Glad to! Keep thinking, small changes over time add up.

Appreciate the feedback. More stuff coming toward the end of December

You’re welcome! As stated, small changes add up.

Thank you Matt, 3 things I got from this:

  1. If you are committed to vision improvement, if its something you really want you will just do it as part of your core values.
  2. Progress can be slow and rocky but if you have the commitment you will get improvements over the long term
  3. Keep a vision dairy to track thoughts and progress.

My progress is slow but I have all the above so I will get there I’m sure :). Thanks again James.


Glad it helped! Small changes over time add up to big changes.

hi @MattE thank you for the video

in the video you say you had really long plateau because you reduced too fast. what do you mean by that? what exactly you did wrong and how would you act differently? and how at the end it worked out despite the problem? thanks…

Sometime, I’ll have to post my whole history of reductions from -5.00 to present to explain more fully. Basically, Jake has said that we should limit the initial reduction to one diopter, and from there, only reduce by 0.25 each time even if it feels like we could go faster.

I did multiple reductions that reduced more than 0.25 and reduced spherical and cylinder at the same time. What I didn’t realize then, is that seeing clearly for 3 months out of a reduction is a good thing and it’s giving the biology the time it needs to prepare for the next reduction. I’ve mapped it out, and as I can tell, if I had stuck to the slower pace, I would be in exactly the same spot in terms of diopters and acuity that I am now.

I’ve hesitated on creating a post sharing the actual numbers because it is more of a “pro topic.” Perhaps some collaboration with the other moderators / Jake would be helpful in turning it into something productive.

As for everyone, the history also goes into some details of my life that I previously didn’t want to put online.

Shorter answer: take off a diopter in the first three months, then stick to 0.25 diopter reductions every 3 -4 months.

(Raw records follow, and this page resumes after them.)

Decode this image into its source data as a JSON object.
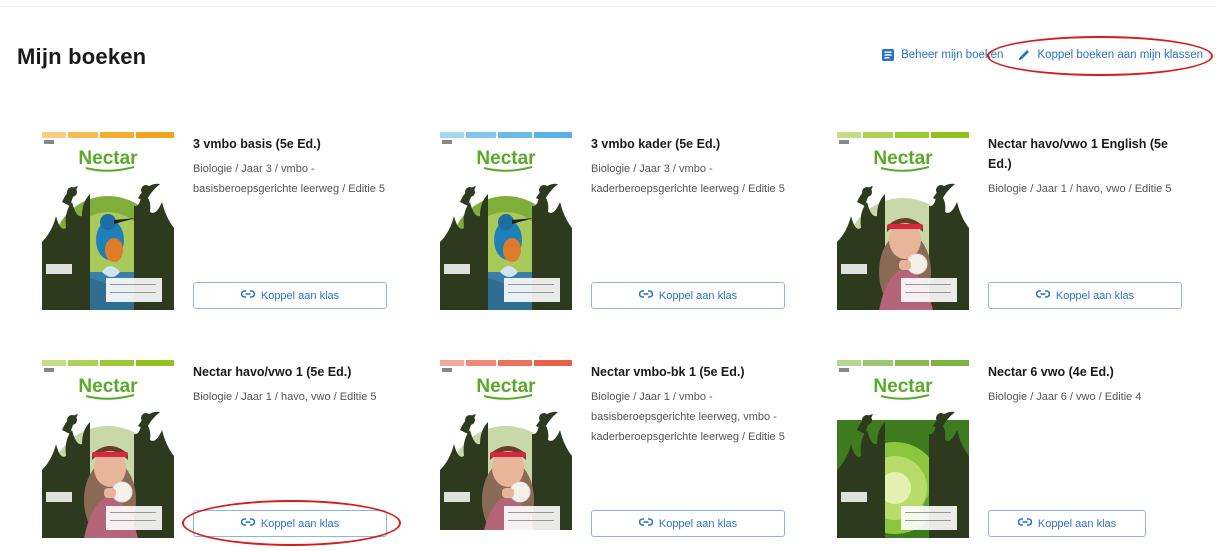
{
  "header": {
    "title": "Mijn boeken",
    "manage_label": "Beheer mijn boeken",
    "link_label": "Koppel boeken aan mijn klassen"
  },
  "books": [
    {
      "title": "3 vmbo basis (5e Ed.)",
      "description": "Biologie / Jaar 3 / vmbo - basisberoepsgerichte leerweg / Editie 5",
      "cover_brand": "Nectar",
      "cover_accent": "#f2a51c",
      "cover_image": "kingfisher",
      "button_label": "Koppel aan klas"
    },
    {
      "title": "3 vmbo kader (5e Ed.)",
      "description": "Biologie / Jaar 3 / vmbo - kaderberoepsgerichte leerweg / Editie 5",
      "cover_brand": "Nectar",
      "cover_accent": "#5ab3e6",
      "cover_image": "kingfisher",
      "button_label": "Koppel aan klas"
    },
    {
      "title": "Nectar havo/vwo 1 English (5e Ed.)",
      "description": "Biologie / Jaar 1 / havo, vwo / Editie 5",
      "cover_brand": "Nectar",
      "cover_accent": "#94c11f",
      "cover_image": "girl-dandelion",
      "button_label": "Koppel aan klas"
    },
    {
      "title": "Nectar havo/vwo 1 (5e Ed.)",
      "description": "Biologie / Jaar 1 / havo, vwo / Editie 5",
      "cover_brand": "Nectar",
      "cover_accent": "#94c11f",
      "cover_image": "girl-dandelion",
      "button_label": "Koppel aan klas"
    },
    {
      "title": "Nectar vmbo-bk 1 (5e Ed.)",
      "description": "Biologie / Jaar 1 / vmbo - basisberoepsgerichte leerweg, vmbo - kaderberoepsgerichte leerweg / Editie 5",
      "cover_brand": "Nectar",
      "cover_accent": "#e8624a",
      "cover_image": "girl-dandelion",
      "button_label": "Koppel aan klas"
    },
    {
      "title": "Nectar 6 vwo (4e Ed.)",
      "description": "Biologie / Jaar 6 / vwo / Editie 4",
      "cover_brand": "Nectar",
      "cover_accent": "#7cb342",
      "cover_image": "green-cell",
      "button_label": "Koppel aan klas"
    }
  ],
  "colors": {
    "link": "#2b73c8",
    "highlight": "#d81b1b",
    "brand_green": "#5aaa2a"
  },
  "icons": {
    "manage": "book-list-icon",
    "link_books": "pencil-icon",
    "button": "link-icon"
  }
}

Reducing faster won’t cause faster progress.


Wow I didn’t realize the answer was under my nose. I have been experiencing very fast improvements, and am inadvertently getting a bit of that diopter angst. It makes a lot of sense to spend extra time to let the body catch up, as painful as it might feel to hang onto glasses at times.

I think I have room for one more reduction come January, and I’ll take yours and Jake’s advice to slow it down even if it seems like things are sailing smooth.

One question: I was planning to stagger reductions as [normalized > wait 6-8 weeks > differential > wait 6-8 weeks > repeat]. When you say waiting 3 months out of a reduction, would this reduction plan work fine? I was always a little confused about whether reductions applied to each individual focal plane (normalized & differential) separately.


It’s quite easy to do! It seems like everything is clear enough, we keep pressing, and then one day, the vision just doesn’t work right anymore. We have to remember that the point is seeing clearly, so spending extra time with correction that works well isn’t going to slow long term progress. And trust me, I say this because I made plenty of mistakes! I think that if we had really deep knowledge and appreciation of what has to happen in our eyes and brains to undo all this myopia, we’d marvel at the changes we’re asking our system to make. Some of the more technical folks on the forum can probably state that in a more “sciency” way.

Regarding the staggered reductions, as far as I know, that’s the way to do it. I skipped over the differentials altogether and went without glasses to read. Shouldn’t have done that, either!


just to be sure, you mean to wait the whole 3 months after reduction or do you mean counting the 3 months from the poing you are seeing clear with the reduction?